__WORK ITEM__
The entries below are to be returned exactly. Include all of them.

Data extracted from a collection

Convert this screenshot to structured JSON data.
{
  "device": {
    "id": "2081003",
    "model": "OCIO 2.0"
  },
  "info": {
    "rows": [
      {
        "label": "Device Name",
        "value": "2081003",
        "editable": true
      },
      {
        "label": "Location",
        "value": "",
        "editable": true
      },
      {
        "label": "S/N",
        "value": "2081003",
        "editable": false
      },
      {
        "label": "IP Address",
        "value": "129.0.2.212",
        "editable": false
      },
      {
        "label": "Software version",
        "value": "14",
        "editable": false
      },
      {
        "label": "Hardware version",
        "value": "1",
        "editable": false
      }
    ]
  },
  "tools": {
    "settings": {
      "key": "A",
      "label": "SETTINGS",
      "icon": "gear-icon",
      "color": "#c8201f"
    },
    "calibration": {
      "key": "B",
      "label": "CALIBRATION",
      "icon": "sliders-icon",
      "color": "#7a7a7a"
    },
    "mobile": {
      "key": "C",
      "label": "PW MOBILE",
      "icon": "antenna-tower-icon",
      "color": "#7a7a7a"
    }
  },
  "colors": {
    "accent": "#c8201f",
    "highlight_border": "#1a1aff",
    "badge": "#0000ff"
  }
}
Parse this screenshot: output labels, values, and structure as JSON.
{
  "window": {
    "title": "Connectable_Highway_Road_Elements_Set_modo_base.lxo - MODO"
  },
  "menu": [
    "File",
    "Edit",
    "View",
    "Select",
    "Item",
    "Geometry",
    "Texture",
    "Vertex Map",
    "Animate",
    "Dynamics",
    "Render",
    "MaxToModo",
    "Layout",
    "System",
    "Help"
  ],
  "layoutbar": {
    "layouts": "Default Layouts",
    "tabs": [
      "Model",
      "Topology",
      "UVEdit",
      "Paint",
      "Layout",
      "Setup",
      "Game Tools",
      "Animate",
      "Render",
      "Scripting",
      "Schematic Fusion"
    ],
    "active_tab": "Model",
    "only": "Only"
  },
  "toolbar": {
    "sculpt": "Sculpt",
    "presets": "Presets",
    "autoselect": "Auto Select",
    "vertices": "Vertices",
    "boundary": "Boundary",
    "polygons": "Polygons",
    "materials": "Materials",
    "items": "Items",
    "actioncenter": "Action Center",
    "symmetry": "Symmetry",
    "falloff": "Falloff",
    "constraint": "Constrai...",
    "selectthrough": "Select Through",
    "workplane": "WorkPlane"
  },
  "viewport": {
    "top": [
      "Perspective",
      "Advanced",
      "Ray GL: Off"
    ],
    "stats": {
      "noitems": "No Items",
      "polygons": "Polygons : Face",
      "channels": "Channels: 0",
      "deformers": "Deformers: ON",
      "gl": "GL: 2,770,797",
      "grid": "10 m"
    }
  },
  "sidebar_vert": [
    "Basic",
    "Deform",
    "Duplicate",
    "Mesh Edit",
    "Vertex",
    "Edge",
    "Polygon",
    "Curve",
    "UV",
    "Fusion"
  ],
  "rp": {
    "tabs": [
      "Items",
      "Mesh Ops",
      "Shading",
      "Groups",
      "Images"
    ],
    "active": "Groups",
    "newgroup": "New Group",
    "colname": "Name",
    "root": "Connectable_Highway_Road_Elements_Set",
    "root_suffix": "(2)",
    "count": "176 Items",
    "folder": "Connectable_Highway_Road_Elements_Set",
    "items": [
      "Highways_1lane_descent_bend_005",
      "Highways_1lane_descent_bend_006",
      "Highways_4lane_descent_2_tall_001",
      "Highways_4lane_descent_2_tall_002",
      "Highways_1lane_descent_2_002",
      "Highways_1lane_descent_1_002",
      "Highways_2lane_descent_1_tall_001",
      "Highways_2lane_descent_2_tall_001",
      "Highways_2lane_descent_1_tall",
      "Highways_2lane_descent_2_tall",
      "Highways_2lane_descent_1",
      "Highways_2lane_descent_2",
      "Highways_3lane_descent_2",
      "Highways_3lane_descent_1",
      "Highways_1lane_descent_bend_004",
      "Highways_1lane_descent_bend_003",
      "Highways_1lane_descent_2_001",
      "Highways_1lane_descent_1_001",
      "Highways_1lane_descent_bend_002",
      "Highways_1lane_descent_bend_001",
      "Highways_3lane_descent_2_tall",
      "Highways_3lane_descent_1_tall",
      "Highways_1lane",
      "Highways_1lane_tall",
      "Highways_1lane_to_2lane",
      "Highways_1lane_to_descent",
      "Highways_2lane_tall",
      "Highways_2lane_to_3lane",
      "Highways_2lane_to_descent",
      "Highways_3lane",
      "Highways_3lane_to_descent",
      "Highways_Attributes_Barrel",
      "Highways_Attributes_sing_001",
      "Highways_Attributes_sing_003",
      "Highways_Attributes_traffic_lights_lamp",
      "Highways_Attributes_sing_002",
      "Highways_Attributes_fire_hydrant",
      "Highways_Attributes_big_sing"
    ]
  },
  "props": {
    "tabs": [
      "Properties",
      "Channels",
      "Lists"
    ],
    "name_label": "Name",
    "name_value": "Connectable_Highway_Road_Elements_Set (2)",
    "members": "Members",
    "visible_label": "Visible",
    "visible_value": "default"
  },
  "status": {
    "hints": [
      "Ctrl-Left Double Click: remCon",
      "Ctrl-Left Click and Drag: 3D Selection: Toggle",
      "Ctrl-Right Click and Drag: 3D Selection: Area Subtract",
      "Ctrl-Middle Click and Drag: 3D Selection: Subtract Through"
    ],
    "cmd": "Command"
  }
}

__REPLY__
Convert this screenshot to structured JSON data.
{
  "device": {
    "id": "2081003",
    "model": "OCIO 2.0"
  },
  "info": {
    "rows": [
      {
        "label": "Device Name",
        "value": "2081003",
        "editable": true
      },
      {
        "label": "Location",
        "value": "",
        "editable": true
      },
      {
        "label": "S/N",
        "value": "2081003",
        "editable": false
      },
      {
        "label": "IP Address",
        "value": "129.0.2.212",
        "editable": false
      },
      {
        "label": "Software version",
        "value": "14",
        "editable": false
      },
      {
        "label": "Hardware version",
        "value": "1",
        "editable": false
      }
    ]
  },
  "tools": {
    "settings": {
      "key": "A",
      "label": "SETTINGS",
      "icon": "gear-icon",
      "color": "#c8201f"
    },
    "calibration": {
      "key": "B",
      "label": "CALIBRATION",
      "icon": "sliders-icon",
      "color": "#7a7a7a"
    },
    "mobile": {
      "key": "C",
      "label": "PW MOBILE",
      "icon": "antenna-tower-icon",
      "color": "#7a7a7a"
    }
  },
  "colors": {
    "accent": "#c8201f",
    "highlight_border": "#1a1aff",
    "badge": "#0000ff"
  }
}
Parse this screenshot: output labels, values, and structure as JSON.
{
  "window": {
    "title": "Connectable_Highway_Road_Elements_Set_modo_base.lxo - MODO"
  },
  "menu": [
    "File",
    "Edit",
    "View",
    "Select",
    "Item",
    "Geometry",
    "Texture",
    "Vertex Map",
    "Animate",
    "Dynamics",
    "Render",
    "MaxToModo",
    "Layout",
    "System",
    "Help"
  ],
  "layoutbar": {
    "layouts": "Default Layouts",
    "tabs": [
      "Model",
      "Topology",
      "UVEdit",
      "Paint",
      "Layout",
      "Setup",
      "Game Tools",
      "Animate",
      "Render",
      "Scripting",
      "Schematic Fusion"
    ],
    "active_tab": "Model",
    "only": "Only"
  },
  "toolbar": {
    "sculpt": "Sculpt",
    "presets": "Presets",
    "autoselect": "Auto Select",
    "vertices": "Vertices",
    "boundary": "Boundary",
    "polygons": "Polygons",
    "materials": "Materials",
    "items": "Items",
    "actioncenter": "Action Center",
    "symmetry": "Symmetry",
    "falloff": "Falloff",
    "constraint": "Constrai...",
    "selectthrough": "Select Through",
    "workplane": "WorkPlane"
  },
  "viewport": {
    "top": [
      "Perspective",
      "Advanced",
      "Ray GL: Off"
    ],
    "stats": {
      "noitems": "No Items",
      "polygons": "Polygons : Face",
      "channels": "Channels: 0",
      "deformers": "Deformers: ON",
      "gl": "GL: 2,770,797",
      "grid": "10 m"
    }
  },
  "sidebar_vert": [
    "Basic",
    "Deform",
    "Duplicate",
    "Mesh Edit",
    "Vertex",
    "Edge",
    "Polygon",
    "Curve",
    "UV",
    "Fusion"
  ],
  "rp": {
    "tabs": [
      "Items",
      "Mesh Ops",
      "Shading",
      "Groups",
      "Images"
    ],
    "active": "Groups",
    "newgroup": "New Group",
    "colname": "Name",
    "root": "Connectable_Highway_Road_Elements_Set",
    "root_suffix": "(2)",
    "count": "176 Items",
    "folder": "Connectable_Highway_Road_Elements_Set",
    "items": [
      "Highways_1lane_descent_bend_005",
      "Highways_1lane_descent_bend_006",
      "Highways_4lane_descent_2_tall_001",
      "Highways_4lane_descent_2_tall_002",
      "Highways_1lane_descent_2_002",
      "Highways_1lane_descent_1_002",
      "Highways_2lane_descent_1_tall_001",
      "Highways_2lane_descent_2_tall_001",
      "Highways_2lane_descent_1_tall",
      "Highways_2lane_descent_2_tall",
      "Highways_2lane_descent_1",
      "Highways_2lane_descent_2",
      "Highways_3lane_descent_2",
      "Highways_3lane_descent_1",
      "Highways_1lane_descent_bend_004",
      "Highways_1lane_descent_bend_003",
      "Highways_1lane_descent_2_001",
      "Highways_1lane_descent_1_001",
      "Highways_1lane_descent_bend_002",
      "Highways_1lane_descent_bend_001",
      "Highways_3lane_descent_2_tall",
      "Highways_3lane_descent_1_tall",
      "Highways_1lane",
      "Highways_1lane_tall",
      "Highways_1lane_to_2lane",
      "Highways_1lane_to_descent",
      "Highways_2lane_tall",
      "Highways_2lane_to_3lane",
      "Highways_2lane_to_descent",
      "Highways_3lane",
      "Highways_3lane_to_descent",
      "Highways_Attributes_Barrel",
      "Highways_Attributes_sing_001",
      "Highways_Attributes_sing_003",
      "Highways_Attributes_traffic_lights_lamp",
      "Highways_Attributes_sing_002",
      "Highways_Attributes_fire_hydrant",
      "Highways_Attributes_big_sing"
    ]
  },
  "props": {
    "tabs": [
      "Properties",
      "Channels",
      "Lists"
    ],
    "name_label": "Name",
    "name_value": "Connectable_Highway_Road_Elements_Set (2)",
    "members": "Members",
    "visible_label": "Visible",
    "visible_value": "default"
  },
  "status": {
    "hints": [
      "Ctrl-Left Double Click: remCon",
      "Ctrl-Left Click and Drag: 3D Selection: Toggle",
      "Ctrl-Right Click and Drag: 3D Selection: Area Subtract",
      "Ctrl-Middle Click and Drag: 3D Selection: Subtract Through"
    ],
    "cmd": "Command"
  }
}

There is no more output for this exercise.